First, I’d like to give you a little background on Max, our beautiful, wonderful, almost human, little dog. Prior to our bringing Max home from the shelter about 10 years ago, this special little dog had experienced trauma. Over the years he has occasionally became quite frightened but once he gets frightened, we can usually calm him down. Sometimes it takes longer than others depending upon how scared he’s become. We all need coping mechanisms to manage fear.
Well this morning on a trip to another town, Max was with us riding comfortably in the backseat of the car. On the way back from our destination, I had to stop rather quickly and I looked back and saw that Max was standing behind the passenger seat. When I needed to stop, he tried to remain standing but he slid ever so slightly but remained standing. At that point he became scared and he refused to sit down almost the entire ride home.
I’ve thought about the situation off and on since we came home this afternoon and it reminded me of how many of us have felt similar during this pandemic.
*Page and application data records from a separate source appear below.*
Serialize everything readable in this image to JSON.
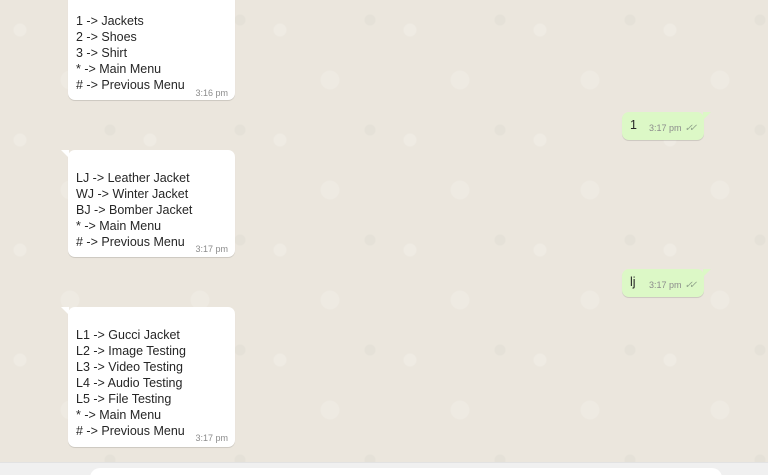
{
  "messages": [
    {
      "direction": "incoming",
      "lines": [
        "1 -> Jackets",
        "2 -> Shoes",
        "3 -> Shirt",
        "* -> Main Menu",
        "# -> Previous Menu"
      ],
      "time": "3:16 pm"
    },
    {
      "direction": "outgoing",
      "text": "1",
      "time": "3:17 pm",
      "status_icon": "double-check-icon"
    },
    {
      "direction": "incoming",
      "lines": [
        "LJ -> Leather Jacket",
        "WJ -> Winter Jacket",
        "BJ -> Bomber Jacket",
        "* -> Main Menu",
        "# -> Previous Menu"
      ],
      "time": "3:17 pm"
    },
    {
      "direction": "outgoing",
      "text": "lj",
      "time": "3:17 pm",
      "status_icon": "double-check-icon"
    },
    {
      "direction": "incoming",
      "lines": [
        "L1 -> Gucci Jacket",
        "L2 -> Image Testing",
        "L3 -> Video Testing",
        "L4 -> Audio Testing",
        "L5 -> File Testing",
        "* -> Main Menu",
        "# -> Previous Menu"
      ],
      "time": "3:17 pm"
    }
  ],
  "colors": {
    "chat_background": "#ebe6dd",
    "incoming_bubble": "#ffffff",
    "outgoing_bubble": "#dcf8c6",
    "timestamp": "#8c8c8c",
    "read_ticks": "#92a58c"
  }
}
Given the reality of the virus itself, the lack of a vaccine, or the barrage of news and confusion that’s so prevalent, we tend to become scared and unable to return to our normal calm selves—unless we use one or more of our coping mechanisms.
Whether it’s meditation, prayer, resting, spending time with family and friends, working on hobbies, or spending time in nature, everyone needs one or more ways to help them navigate stressful times. During this pandemic many people have turned to working out, volunteering, or participating in other community-based activities to help them cope.
I encourage you to take the time to reflect and understand the coping mechanisms available to you and determine which ones serve you well so you are prepared to reach for one or more of your mechanisms to help you navigate through this stressful time. Do know that several resources are available to you as well.